by Shirley Osborne
Here are some important facts about a vital and natural bond that too often gets needlessly broken.
1. Other women do like you.
Did you know that women are nearly five times more likely to show an automatic preference for their own gender than men are to show such favoritism for other men? A study conducted by psychologists Laurie A. Rudman, PhD, of Rutgers, and Stephanie A. Goodwin, PhD, of Purdue, found that both male and female participants associated positive words such as good, happy and sunshine with women more often than with men. 
2. Other women want to be friends with you.
Other women know that, as Anna Breslaw writes in Cosmopolitan:
that whole "supporting each other and sticking up for your own kind" thing -- you know, just being a cool, girl-friendly girl on a basic level -- is awesome. Getting a tight-knit group of female friends is the smartest thing I've ever done in my adult life and I'd be lost without them. In a group of girls, you don't feel the social element of "tokenism" and you don't have to whip out the artifice and posturing that many women feel they need around men.
3. Other women are not envious of you.
Lynn Margolies, PhD at PscychCentral.com, finds it "curious" that women have a reputation for being "catty" and competitive with other women. Women learn that they are not supposed to be competitive and win at the expense of others, so their natural competitive spirit cannot be shared openly, happily or even jokingly with other women. Often, then, what could have been healthy competition becomes a secret feeling of envy and desire for the other woman's failure -- laced with guilt and shame.

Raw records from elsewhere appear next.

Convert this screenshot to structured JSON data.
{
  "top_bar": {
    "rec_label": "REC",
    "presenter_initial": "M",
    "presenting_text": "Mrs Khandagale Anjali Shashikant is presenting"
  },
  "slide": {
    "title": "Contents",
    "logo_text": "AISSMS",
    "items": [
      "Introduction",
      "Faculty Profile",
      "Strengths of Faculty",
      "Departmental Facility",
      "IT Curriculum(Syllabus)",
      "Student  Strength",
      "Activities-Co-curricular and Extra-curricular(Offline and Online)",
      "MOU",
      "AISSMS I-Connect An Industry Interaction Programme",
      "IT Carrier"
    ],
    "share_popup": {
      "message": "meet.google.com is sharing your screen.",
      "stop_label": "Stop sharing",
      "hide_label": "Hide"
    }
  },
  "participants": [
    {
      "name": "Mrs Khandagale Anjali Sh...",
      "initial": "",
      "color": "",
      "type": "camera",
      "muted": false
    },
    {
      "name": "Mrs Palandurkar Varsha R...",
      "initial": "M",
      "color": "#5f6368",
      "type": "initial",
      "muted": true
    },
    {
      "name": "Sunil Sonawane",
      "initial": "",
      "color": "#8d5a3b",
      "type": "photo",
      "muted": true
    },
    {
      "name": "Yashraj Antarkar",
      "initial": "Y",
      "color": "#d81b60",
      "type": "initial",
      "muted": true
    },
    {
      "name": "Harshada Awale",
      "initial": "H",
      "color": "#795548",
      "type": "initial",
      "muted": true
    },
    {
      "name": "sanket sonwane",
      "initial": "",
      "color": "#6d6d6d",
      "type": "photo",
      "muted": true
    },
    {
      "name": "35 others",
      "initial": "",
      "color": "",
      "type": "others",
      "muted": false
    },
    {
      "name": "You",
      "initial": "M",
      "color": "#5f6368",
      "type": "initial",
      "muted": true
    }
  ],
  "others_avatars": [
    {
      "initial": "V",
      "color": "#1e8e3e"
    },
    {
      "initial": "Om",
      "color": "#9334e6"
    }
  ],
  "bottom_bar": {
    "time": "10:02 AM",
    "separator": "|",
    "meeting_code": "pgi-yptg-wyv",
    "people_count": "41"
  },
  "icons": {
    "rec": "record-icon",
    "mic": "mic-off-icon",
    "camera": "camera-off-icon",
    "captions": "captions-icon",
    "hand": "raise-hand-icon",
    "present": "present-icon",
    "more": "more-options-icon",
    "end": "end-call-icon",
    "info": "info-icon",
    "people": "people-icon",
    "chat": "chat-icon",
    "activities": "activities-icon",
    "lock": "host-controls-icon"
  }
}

Thus, concludes Margolies, often, what looks like hostile competition between women may, instead, be women masking feelings of insecurity, fear of success, and healthy aggression.
4. Other women want to help you.
"You see a lot of companies where the women who are making it are doing everything they can to help the other women," says Christine Silva, lead researcher on a survey from Catalyst, a non-profit that focuses on women in the workplace.
The research also refutes the oft-repeated "queen bee" myth, that women don't help other women. In fact, women sponsor women at a greater rate than men do (70% compared to 30%).
Women are not looking at their female subordinates as competition to be cut down, but view less-experienced female coworkers as potential talent and are actually more likely than men to develop that talent through mentorship.
5. Other women can help you make lots of money.
Hedge funds run by women tend to outperform other hedge funds.
A 2013 report by Rothstein-Kass indicated that between January 2012 and September 2012, an index of 67 hedge funds owned or managed by women had returns of 8.95% -- significantly more than the 2.69% return generated by an index "designed to be representative of the overall composition of the hedge fund universe."
A 2011 Catalyst report found that over the course of five years, companies with women on their boards had average returns on equity of 15.3% compared to 10.5% for those without.
6. Other women are good for your health.
A landmark UCLA study suggests that women possess a larger behavioral repertoire for responding to stress than merely "fight or flight." Laura Cousin Klein, Ph.D., one of the study's authors, thinks that when the hormone oxytocin is released as part of the stress responses in a woman, it buffers the fight or flight response and encourages her to tend children and gather with other women instead. While she is engaging in this tending or befriending, more oxytocin is released, which further counters stress and produces a calming effect.
7. Other women might help you live longer.
This "tend and befriend" notion noted by Drs. Klein and her colleagues might explain why women consistently outlive men. Women are "a source of strength to each other," explains Dr. Ruthellen Josselson, co-author of Best Friends: The Pleasures and Perils of Girls' and Women's Friendships. "We nurture one another. And we need to have unpressured space in which we can do the special kind of talk that women do when they're with other women. It's a very healing experience."
And then, there's this: There really is no such thing as "other women."
Seriously. Verdad! Ja! We express ourselves differently, have hugely diverse talents and preferences, look very unalike and speak any number of unrelated languages, but, "Women are women, all over the world. Everywhere, we face the same challenges," said the participants of the Gender Mainstreaming and Female Leadership course at a Hague Academy conference in The Netherlands.
Jezebel.com -- and my grandmother -- advise, "Don't tear other women down because even if they're not your friends, they are other women and well, this is just important."
 October issue of the Journal of Personality and Social Psychology (Vol. 87, No. 4)